Material supplied section start
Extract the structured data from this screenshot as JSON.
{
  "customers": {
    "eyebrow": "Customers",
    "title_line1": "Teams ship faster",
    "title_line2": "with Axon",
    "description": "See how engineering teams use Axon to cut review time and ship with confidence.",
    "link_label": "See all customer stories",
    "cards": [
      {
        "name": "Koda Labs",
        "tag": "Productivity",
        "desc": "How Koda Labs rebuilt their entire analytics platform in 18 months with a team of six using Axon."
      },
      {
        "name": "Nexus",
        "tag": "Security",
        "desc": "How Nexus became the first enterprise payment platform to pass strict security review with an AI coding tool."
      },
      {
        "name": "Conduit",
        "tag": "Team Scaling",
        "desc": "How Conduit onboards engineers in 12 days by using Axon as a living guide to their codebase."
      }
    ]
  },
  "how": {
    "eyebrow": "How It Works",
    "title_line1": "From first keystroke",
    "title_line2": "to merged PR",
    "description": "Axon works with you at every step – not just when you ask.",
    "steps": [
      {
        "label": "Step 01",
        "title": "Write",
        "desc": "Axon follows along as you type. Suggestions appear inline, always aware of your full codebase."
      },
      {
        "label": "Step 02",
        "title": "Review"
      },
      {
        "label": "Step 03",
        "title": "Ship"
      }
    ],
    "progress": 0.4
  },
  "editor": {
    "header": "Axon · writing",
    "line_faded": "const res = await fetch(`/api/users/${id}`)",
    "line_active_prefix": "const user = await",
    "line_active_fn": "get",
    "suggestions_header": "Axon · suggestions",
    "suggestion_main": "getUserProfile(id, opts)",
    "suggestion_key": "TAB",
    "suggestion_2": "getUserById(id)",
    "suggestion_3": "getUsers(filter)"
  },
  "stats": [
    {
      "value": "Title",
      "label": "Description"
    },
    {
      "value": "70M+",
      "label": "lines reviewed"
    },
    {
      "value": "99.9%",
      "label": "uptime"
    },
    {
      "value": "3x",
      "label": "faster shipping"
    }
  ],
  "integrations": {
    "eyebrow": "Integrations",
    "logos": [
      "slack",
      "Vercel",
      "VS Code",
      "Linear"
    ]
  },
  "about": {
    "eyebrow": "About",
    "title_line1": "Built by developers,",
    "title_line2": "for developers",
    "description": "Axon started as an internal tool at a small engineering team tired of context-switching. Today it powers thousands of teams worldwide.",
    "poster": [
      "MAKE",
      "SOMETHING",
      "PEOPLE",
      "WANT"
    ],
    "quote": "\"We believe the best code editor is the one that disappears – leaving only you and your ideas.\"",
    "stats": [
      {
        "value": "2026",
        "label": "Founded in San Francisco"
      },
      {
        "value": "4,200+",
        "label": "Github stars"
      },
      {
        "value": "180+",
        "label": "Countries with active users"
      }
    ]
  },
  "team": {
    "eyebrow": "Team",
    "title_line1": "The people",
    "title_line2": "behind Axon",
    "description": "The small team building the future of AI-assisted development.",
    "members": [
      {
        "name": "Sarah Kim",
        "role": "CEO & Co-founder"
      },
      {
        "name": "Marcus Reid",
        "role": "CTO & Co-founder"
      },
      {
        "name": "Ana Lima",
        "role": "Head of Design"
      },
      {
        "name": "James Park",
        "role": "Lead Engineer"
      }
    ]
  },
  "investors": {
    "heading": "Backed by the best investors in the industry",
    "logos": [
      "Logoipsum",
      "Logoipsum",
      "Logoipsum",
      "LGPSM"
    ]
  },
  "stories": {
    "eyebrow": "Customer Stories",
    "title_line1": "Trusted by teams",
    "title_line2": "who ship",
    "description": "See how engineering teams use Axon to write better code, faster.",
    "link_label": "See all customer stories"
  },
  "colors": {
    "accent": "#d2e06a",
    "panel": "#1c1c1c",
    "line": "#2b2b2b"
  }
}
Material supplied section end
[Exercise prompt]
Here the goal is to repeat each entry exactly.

[Result below]
Extract the structured data from this screenshot as JSON.
{
  "customers": {
    "eyebrow": "Customers",
    "title_line1": "Teams ship faster",
    "title_line2": "with Axon",
    "description": "See how engineering teams use Axon to cut review time and ship with confidence.",
    "link_label": "See all customer stories",
    "cards": [
      {
        "name": "Koda Labs",
        "tag": "Productivity",
        "desc": "How Koda Labs rebuilt their entire analytics platform in 18 months with a team of six using Axon."
      },
      {
        "name": "Nexus",
        "tag": "Security",
        "desc": "How Nexus became the first enterprise payment platform to pass strict security review with an AI coding tool."
      },
      {
        "name": "Conduit",
        "tag": "Team Scaling",
        "desc": "How Conduit onboards engineers in 12 days by using Axon as a living guide to their codebase."
      }
    ]
  },
  "how": {
    "eyebrow": "How It Works",
    "title_line1": "From first keystroke",
    "title_line2": "to merged PR",
    "description": "Axon works with you at every step – not just when you ask.",
    "steps": [
      {
        "label": "Step 01",
        "title": "Write",
        "desc": "Axon follows along as you type. Suggestions appear inline, always aware of your full codebase."
      },
      {
        "label": "Step 02",
        "title": "Review"
      },
      {
        "label": "Step 03",
        "title": "Ship"
      }
    ],
    "progress": 0.4
  },
  "editor": {
    "header": "Axon · writing",
    "line_faded": "const res = await fetch(`/api/users/${id}`)",
    "line_active_prefix": "const user = await",
    "line_active_fn": "get",
    "suggestions_header": "Axon · suggestions",
    "suggestion_main": "getUserProfile(id, opts)",
    "suggestion_key": "TAB",
    "suggestion_2": "getUserById(id)",
    "suggestion_3": "getUsers(filter)"
  },
  "stats": [
    {
      "value": "Title",
      "label": "Description"
    },
    {
      "value": "70M+",
      "label": "lines reviewed"
    },
    {
      "value": "99.9%",
      "label": "uptime"
    },
    {
      "value": "3x",
      "label": "faster shipping"
    }
  ],
  "integrations": {
    "eyebrow": "Integrations",
    "logos": [
      "slack",
      "Vercel",
      "VS Code",
      "Linear"
    ]
  },
  "about": {
    "eyebrow": "About",
    "title_line1": "Built by developers,",
    "title_line2": "for developers",
    "description": "Axon started as an internal tool at a small engineering team tired of context-switching. Today it powers thousands of teams worldwide.",
    "poster": [
      "MAKE",
      "SOMETHING",
      "PEOPLE",
      "WANT"
    ],
    "quote": "\"We believe the best code editor is the one that disappears – leaving only you and your ideas.\"",
    "stats": [
      {
        "value": "2026",
        "label": "Founded in San Francisco"
      },
      {
        "value": "4,200+",
        "label": "Github stars"
      },
      {
        "value": "180+",
        "label": "Countries with active users"
      }
    ]
  },
  "team": {
    "eyebrow": "Team",
    "title_line1": "The people",
    "title_line2": "behind Axon",
    "description": "The small team building the future of AI-assisted development.",
    "members": [
      {
        "name": "Sarah Kim",
        "role": "CEO & Co-founder"
      },
      {
        "name": "Marcus Reid",
        "role": "CTO & Co-founder"
      },
      {
        "name": "Ana Lima",
        "role": "Head of Design"
      },
      {
        "name": "James Park",
        "role": "Lead Engineer"
      }
    ]
  },
  "investors": {
    "heading": "Backed by the best investors in the industry",
    "logos": [
      "Logoipsum",
      "Logoipsum",
      "Logoipsum",
      "LGPSM"
    ]
  },
  "stories": {
    "eyebrow": "Customer Stories",
    "title_line1": "Trusted by teams",
    "title_line2": "who ship",
    "description": "See how engineering teams use Axon to write better code, faster.",
    "link_label": "See all customer stories"
  },
  "colors": {
    "accent": "#d2e06a",
    "panel": "#1c1c1c",
    "line": "#2b2b2b"
  }
}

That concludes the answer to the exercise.